PROBLEM DETAILS: Omit all pictures and give the records below again exactly as written.

■ ■ ■ ■

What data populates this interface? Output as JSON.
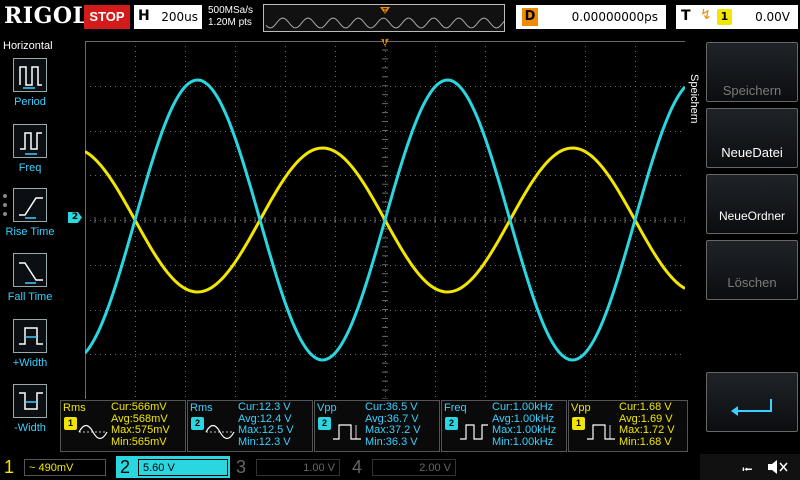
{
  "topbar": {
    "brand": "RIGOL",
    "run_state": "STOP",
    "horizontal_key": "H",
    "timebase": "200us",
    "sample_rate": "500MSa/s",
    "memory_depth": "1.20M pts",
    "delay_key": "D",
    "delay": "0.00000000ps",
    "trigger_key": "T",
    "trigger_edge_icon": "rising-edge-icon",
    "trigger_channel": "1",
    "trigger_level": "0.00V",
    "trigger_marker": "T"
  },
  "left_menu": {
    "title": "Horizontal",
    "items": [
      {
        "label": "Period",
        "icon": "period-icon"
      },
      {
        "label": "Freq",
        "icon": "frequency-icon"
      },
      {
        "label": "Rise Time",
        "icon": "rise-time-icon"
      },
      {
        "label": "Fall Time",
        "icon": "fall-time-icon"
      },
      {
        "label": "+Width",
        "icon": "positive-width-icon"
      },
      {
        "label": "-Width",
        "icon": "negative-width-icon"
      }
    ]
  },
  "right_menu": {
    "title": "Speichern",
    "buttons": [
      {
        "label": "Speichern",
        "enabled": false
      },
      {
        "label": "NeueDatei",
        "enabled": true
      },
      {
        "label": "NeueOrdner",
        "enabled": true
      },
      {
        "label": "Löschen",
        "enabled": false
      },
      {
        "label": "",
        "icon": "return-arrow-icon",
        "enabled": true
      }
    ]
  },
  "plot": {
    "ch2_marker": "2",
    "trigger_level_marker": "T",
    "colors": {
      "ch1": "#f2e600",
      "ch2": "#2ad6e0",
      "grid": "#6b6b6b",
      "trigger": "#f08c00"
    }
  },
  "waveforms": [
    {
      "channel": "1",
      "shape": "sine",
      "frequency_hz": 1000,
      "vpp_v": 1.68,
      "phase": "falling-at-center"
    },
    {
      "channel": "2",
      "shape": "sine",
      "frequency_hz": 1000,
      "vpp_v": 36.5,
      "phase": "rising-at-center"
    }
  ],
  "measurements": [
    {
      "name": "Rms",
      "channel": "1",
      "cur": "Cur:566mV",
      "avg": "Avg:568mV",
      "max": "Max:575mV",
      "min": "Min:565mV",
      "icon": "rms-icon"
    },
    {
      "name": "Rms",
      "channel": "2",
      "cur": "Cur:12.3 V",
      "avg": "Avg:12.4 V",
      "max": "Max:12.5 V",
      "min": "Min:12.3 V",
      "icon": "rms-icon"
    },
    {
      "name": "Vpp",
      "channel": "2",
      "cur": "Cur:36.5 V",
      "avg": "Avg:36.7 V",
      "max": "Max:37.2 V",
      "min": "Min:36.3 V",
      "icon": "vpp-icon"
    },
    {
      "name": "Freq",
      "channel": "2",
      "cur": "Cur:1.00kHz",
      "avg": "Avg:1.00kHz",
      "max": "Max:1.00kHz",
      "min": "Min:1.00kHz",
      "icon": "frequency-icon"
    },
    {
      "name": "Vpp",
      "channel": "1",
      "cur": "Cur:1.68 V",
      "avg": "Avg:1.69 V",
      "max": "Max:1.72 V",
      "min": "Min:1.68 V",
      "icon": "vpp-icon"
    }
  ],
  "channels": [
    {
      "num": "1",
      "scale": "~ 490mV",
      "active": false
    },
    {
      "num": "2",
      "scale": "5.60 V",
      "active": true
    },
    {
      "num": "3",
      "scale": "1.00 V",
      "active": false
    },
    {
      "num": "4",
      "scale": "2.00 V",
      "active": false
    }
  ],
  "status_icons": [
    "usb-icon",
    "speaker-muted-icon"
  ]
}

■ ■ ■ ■

FINAL ANSWER:
What data populates this interface? Output as JSON.
{
  "topbar": {
    "brand": "RIGOL",
    "run_state": "STOP",
    "horizontal_key": "H",
    "timebase": "200us",
    "sample_rate": "500MSa/s",
    "memory_depth": "1.20M pts",
    "delay_key": "D",
    "delay": "0.00000000ps",
    "trigger_key": "T",
    "trigger_edge_icon": "rising-edge-icon",
    "trigger_channel": "1",
    "trigger_level": "0.00V",
    "trigger_marker": "T"
  },
  "left_menu": {
    "title": "Horizontal",
    "items": [
      {
        "label": "Period",
        "icon": "period-icon"
      },
      {
        "label": "Freq",
        "icon": "frequency-icon"
      },
      {
        "label": "Rise Time",
        "icon": "rise-time-icon"
      },
      {
        "label": "Fall Time",
        "icon": "fall-time-icon"
      },
      {
        "label": "+Width",
        "icon": "positive-width-icon"
      },
      {
        "label": "-Width",
        "icon": "negative-width-icon"
      }
    ]
  },
  "right_menu": {
    "title": "Speichern",
    "buttons": [
      {
        "label": "Speichern",
        "enabled": false
      },
      {
        "label": "NeueDatei",
        "enabled": true
      },
      {
        "label": "NeueOrdner",
        "enabled": true
      },
      {
        "label": "Löschen",
        "enabled": false
      },
      {
        "label": "",
        "icon": "return-arrow-icon",
        "enabled": true
      }
    ]
  },
  "plot": {
    "ch2_marker": "2",
    "trigger_level_marker": "T",
    "colors": {
      "ch1": "#f2e600",
      "ch2": "#2ad6e0",
      "grid": "#6b6b6b",
      "trigger": "#f08c00"
    }
  },
  "waveforms": [
    {
      "channel": "1",
      "shape": "sine",
      "frequency_hz": 1000,
      "vpp_v": 1.68,
      "phase": "falling-at-center"
    },
    {
      "channel": "2",
      "shape": "sine",
      "frequency_hz": 1000,
      "vpp_v": 36.5,
      "phase": "rising-at-center"
    }
  ],
  "measurements": [
    {
      "name": "Rms",
      "channel": "1",
      "cur": "Cur:566mV",
      "avg": "Avg:568mV",
      "max": "Max:575mV",
      "min": "Min:565mV",
      "icon": "rms-icon"
    },
    {
      "name": "Rms",
      "channel": "2",
      "cur": "Cur:12.3 V",
      "avg": "Avg:12.4 V",
      "max": "Max:12.5 V",
      "min": "Min:12.3 V",
      "icon": "rms-icon"
    },
    {
      "name": "Vpp",
      "channel": "2",
      "cur": "Cur:36.5 V",
      "avg": "Avg:36.7 V",
      "max": "Max:37.2 V",
      "min": "Min:36.3 V",
      "icon": "vpp-icon"
    },
    {
      "name": "Freq",
      "channel": "2",
      "cur": "Cur:1.00kHz",
      "avg": "Avg:1.00kHz",
      "max": "Max:1.00kHz",
      "min": "Min:1.00kHz",
      "icon": "frequency-icon"
    },
    {
      "name": "Vpp",
      "channel": "1",
      "cur": "Cur:1.68 V",
      "avg": "Avg:1.69 V",
      "max": "Max:1.72 V",
      "min": "Min:1.68 V",
      "icon": "vpp-icon"
    }
  ],
  "channels": [
    {
      "num": "1",
      "scale": "~ 490mV",
      "active": false
    },
    {
      "num": "2",
      "scale": "5.60 V",
      "active": true
    },
    {
      "num": "3",
      "scale": "1.00 V",
      "active": false
    },
    {
      "num": "4",
      "scale": "2.00 V",
      "active": false
    }
  ],
  "status_icons": [
    "usb-icon",
    "speaker-muted-icon"
  ]
}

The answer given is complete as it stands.